And, over the years, the people of Gamkaskloof have had to endure much mocking disdain from the outside world. So, not only did the locals have to be hardy and stoical, they had to be thick-skinned too.
Despite the occasional cover story in the Rooi Rose magazine, the Klowers’ little piece of paradise was still too remote to be incorporated into the real world, and life continued apace. People still had to hike over the peaks to reach Oudtshoorn or Prince Albert, and this journey was only undertaken in the event of sickness, for commerce or when an unattached Klower had to find someone to marry.

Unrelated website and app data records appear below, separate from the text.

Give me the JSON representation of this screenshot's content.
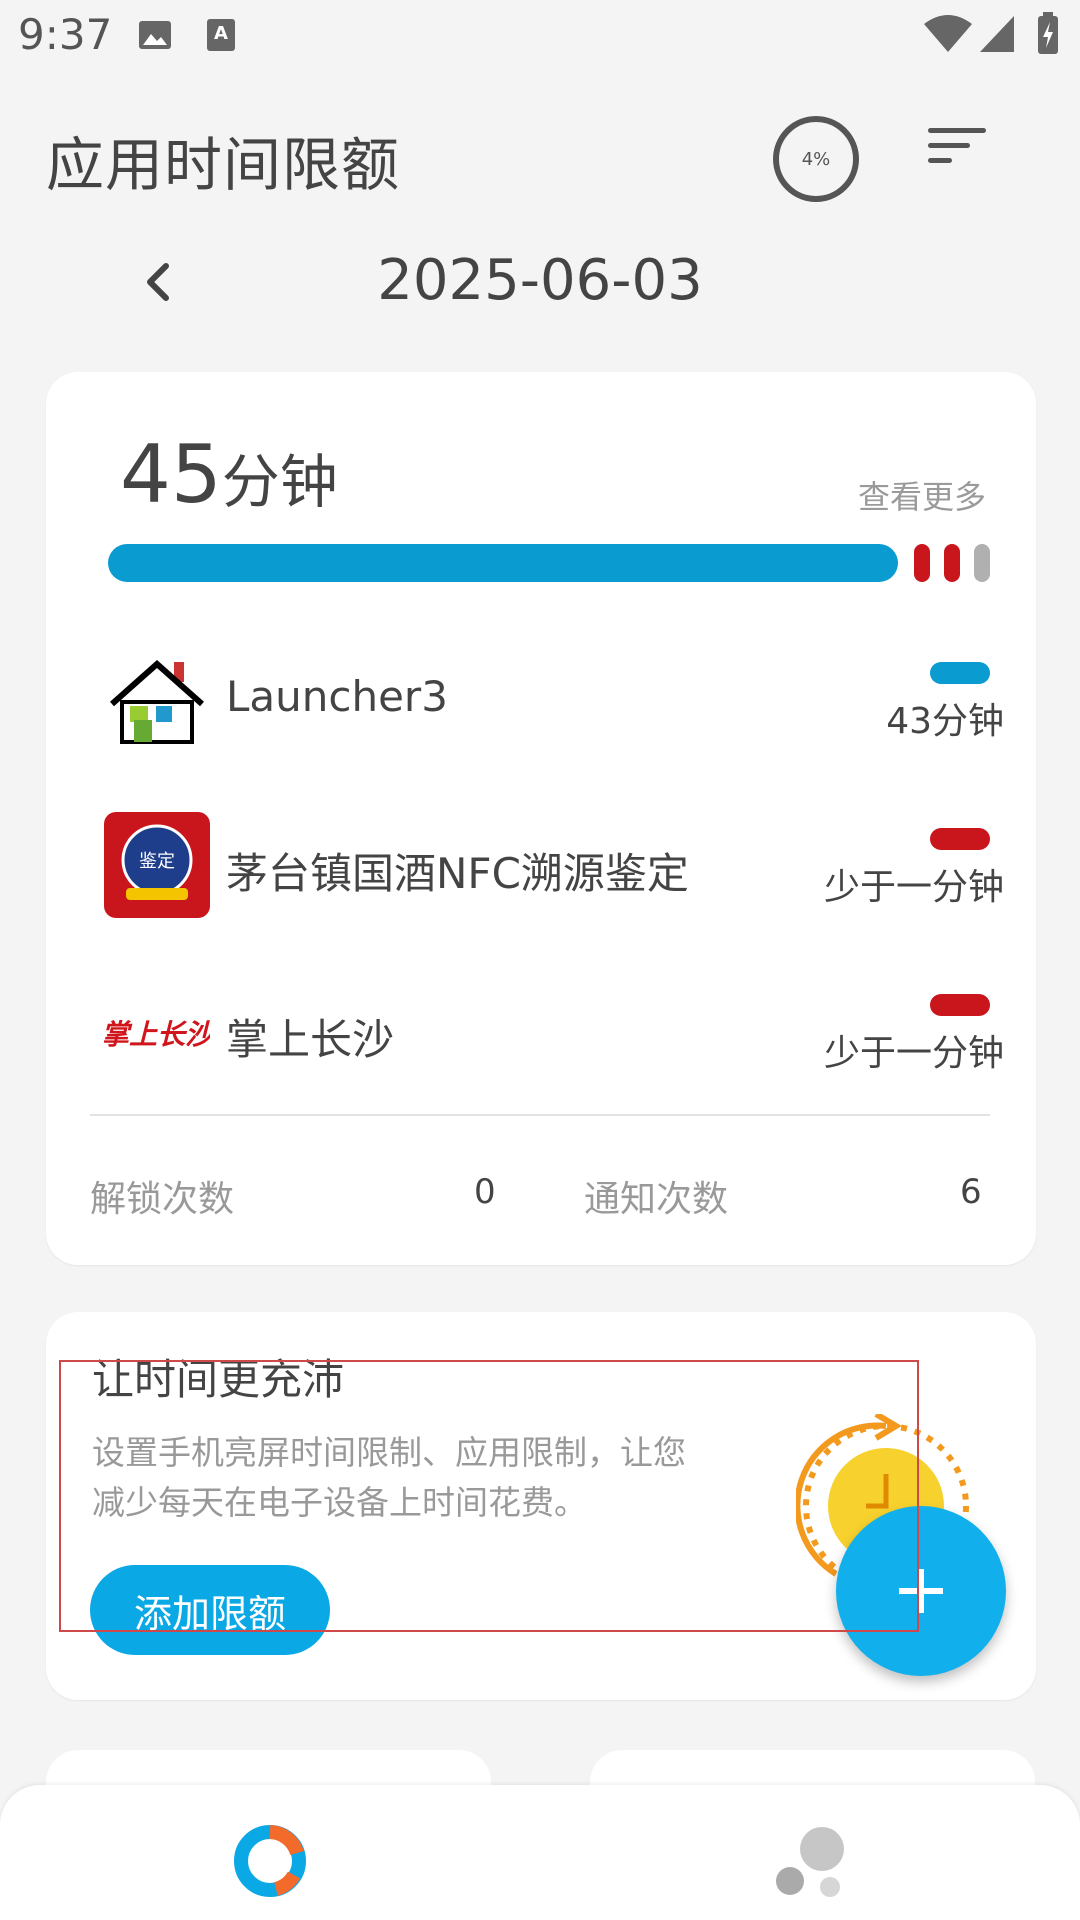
{
  "status_bar": {
    "time": "9:37"
  },
  "header": {
    "title": "应用时间限额",
    "usage_percent": "4%"
  },
  "date_nav": {
    "date": "2025-06-03"
  },
  "usage_card": {
    "total_value": "45",
    "total_unit": "分钟",
    "see_more": "查看更多",
    "bar_colors": {
      "main": "#0a9bd1",
      "red": "#c9161c",
      "gray": "#b0b0b0"
    },
    "apps": [
      {
        "name": "Launcher3",
        "duration": "43分钟",
        "color": "#0a9bd1"
      },
      {
        "name": "茅台镇国酒NFC溯源鉴定",
        "duration": "少于一分钟",
        "color": "#c9161c",
        "icon_text": "鉴定"
      },
      {
        "name": "掌上长沙",
        "duration": "少于一分钟",
        "color": "#c9161c",
        "icon_text": "掌上长沙"
      }
    ],
    "unlock_label": "解锁次数",
    "unlock_value": "0",
    "notify_label": "通知次数",
    "notify_value": "6"
  },
  "promo_card": {
    "title": "让时间更充沛",
    "description": "设置手机亮屏时间限制、应用限制，让您减少每天在电子设备上时间花费。",
    "button": "添加限额"
  },
  "bottom_nav": {
    "items": [
      "usage-tab",
      "more-tab"
    ]
  }
}
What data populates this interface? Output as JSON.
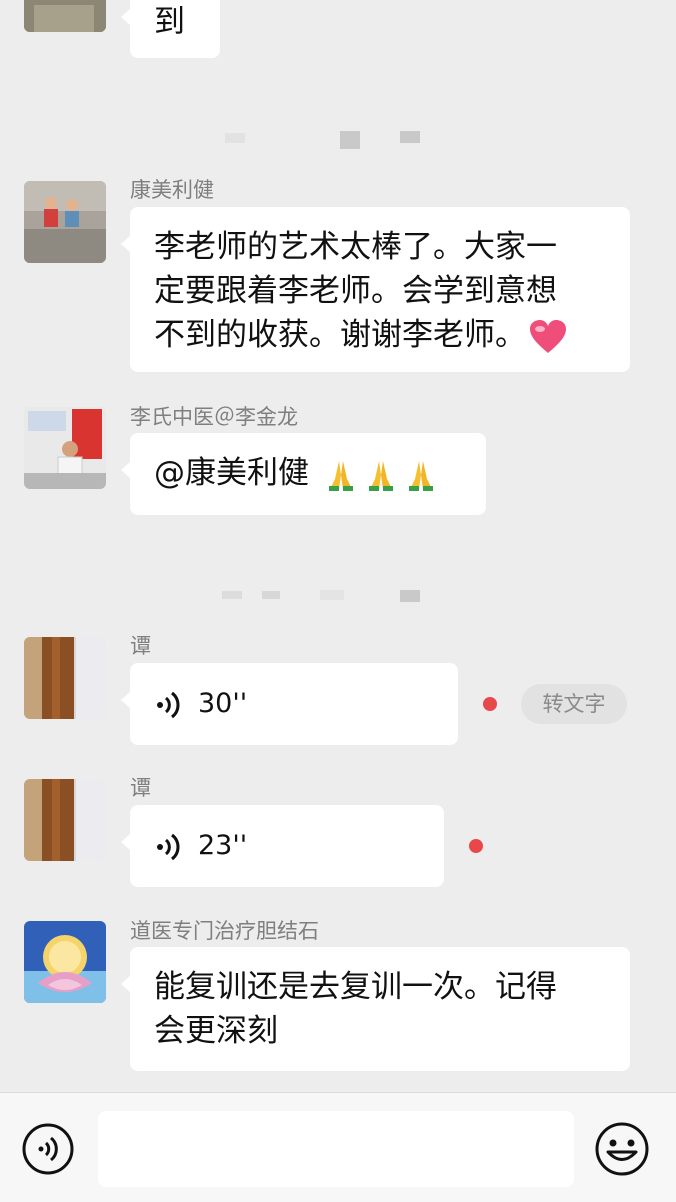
{
  "messages": [
    {
      "id": "m0",
      "sender": "",
      "lines": [
        "到"
      ]
    },
    {
      "id": "m1",
      "sender": "康美利健",
      "lines": [
        "李老师的艺术太棒了。大家一",
        "定要跟着李老师。会学到意想",
        "不到的收获。谢谢李老师。"
      ],
      "trailing_emoji": "red-heart"
    },
    {
      "id": "m2",
      "sender": "李氏中医＠李金龙",
      "text": "@康美利健",
      "trailing_emoji": "folded-hands x3"
    },
    {
      "id": "m3",
      "sender": "谭",
      "voice_duration": "30''",
      "unread": true,
      "convert_label": "转文字"
    },
    {
      "id": "m4",
      "sender": "谭",
      "voice_duration": "23''",
      "unread": true
    },
    {
      "id": "m5",
      "sender": "道医专门治疗胆结石",
      "lines": [
        "能复训还是去复训一次。记得",
        "会更深刻"
      ]
    }
  ],
  "colors": {
    "background": "#ededed",
    "bubble": "#ffffff",
    "unread_dot": "#e8484a",
    "sender_name": "#7f7f7f"
  },
  "input_bar": {
    "voice_toggle_icon": "voice-toggle-icon",
    "emoji_icon": "emoji-smile-icon",
    "text_value": ""
  }
}
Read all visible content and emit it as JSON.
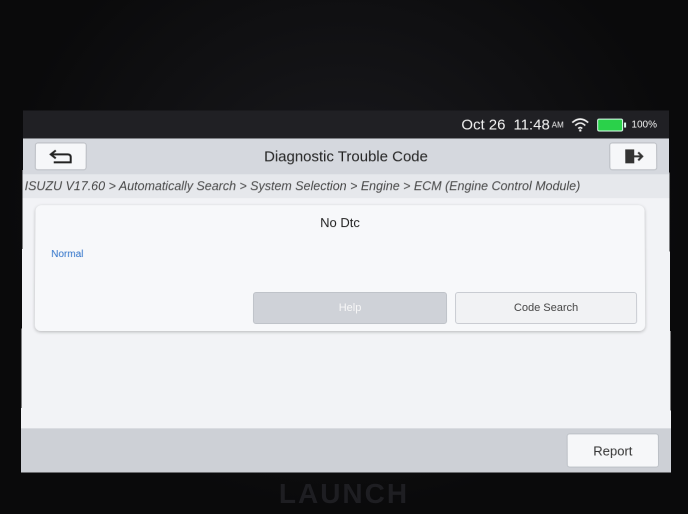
{
  "statusbar": {
    "date": "Oct 26",
    "time": "11:48",
    "ampm": "AM",
    "battery": "100%",
    "battery_color": "#2ad14a"
  },
  "titlebar": {
    "title": "Diagnostic Trouble Code",
    "back_icon": "back-arrow-icon",
    "exit_icon": "exit-icon"
  },
  "breadcrumb": "ISUZU V17.60 > Automatically Search > System Selection > Engine > ECM (Engine Control Module)",
  "card": {
    "heading": "No Dtc",
    "status": "Normal",
    "help_label": "Help",
    "code_search_label": "Code Search"
  },
  "bottombar": {
    "report_label": "Report"
  },
  "device_brand": "LAUNCH"
}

Then, in 1962, everything changed. In that year, the government decided to dam the Gamka River, thus effectively stranding the little community of Gamkaskloof. To make amends, they decided to build a long-overdue road down into Hell.
Armed with nothing more than a bulldozer and a handful of workmen, Koos van Zyl was given the mandate to carve a road from the summit of the Swartberg Pass, along the rolling alpine plains, and down a steep switchback pass to the valley floor. It was dangerous work, and Koos often complained that he had nearly fell, bulldozer and all, ‘gat oor kop, Die Hel in’ (arse over head, into the Hell).
Ironically, the new access route into the valley quickly turned into an escape route out. Within 20 years, everyone had left Gamkaskloof. The last farmer to abandon his land was Piet Swanepoel, in 1991. Under the cloudless Karoo skies, the abandoned homesteads started crumbling, and farms that had been in the same family for generations became overgrown. It seemed like Die Hel was dead.
Then, a consortium of doctors from nearby towns decided to buy up a few of the farms, and established a private conservancy at one end of the valley. More recently, Cape Nature Conservation bought up most of the other farms and incorporated them into the Swartberg Nature Reserve. Finally, Annetjie Joubert, a native klower, decided it was time to move back home.
Her family farm had not been sold to Cape Nature Conservation, much to the conservation authority’s dismay, and Annetjie returned to her ancestral land to start up a private lodge and a restaurant, called The Devil’s Kitchen. Joubert is now the only genuine local living in Gamkaskloof. Some other original Klowers are also still around, but they are living in the relative modernity of Oudtshoorn, Prince Albert and Calitzdorp.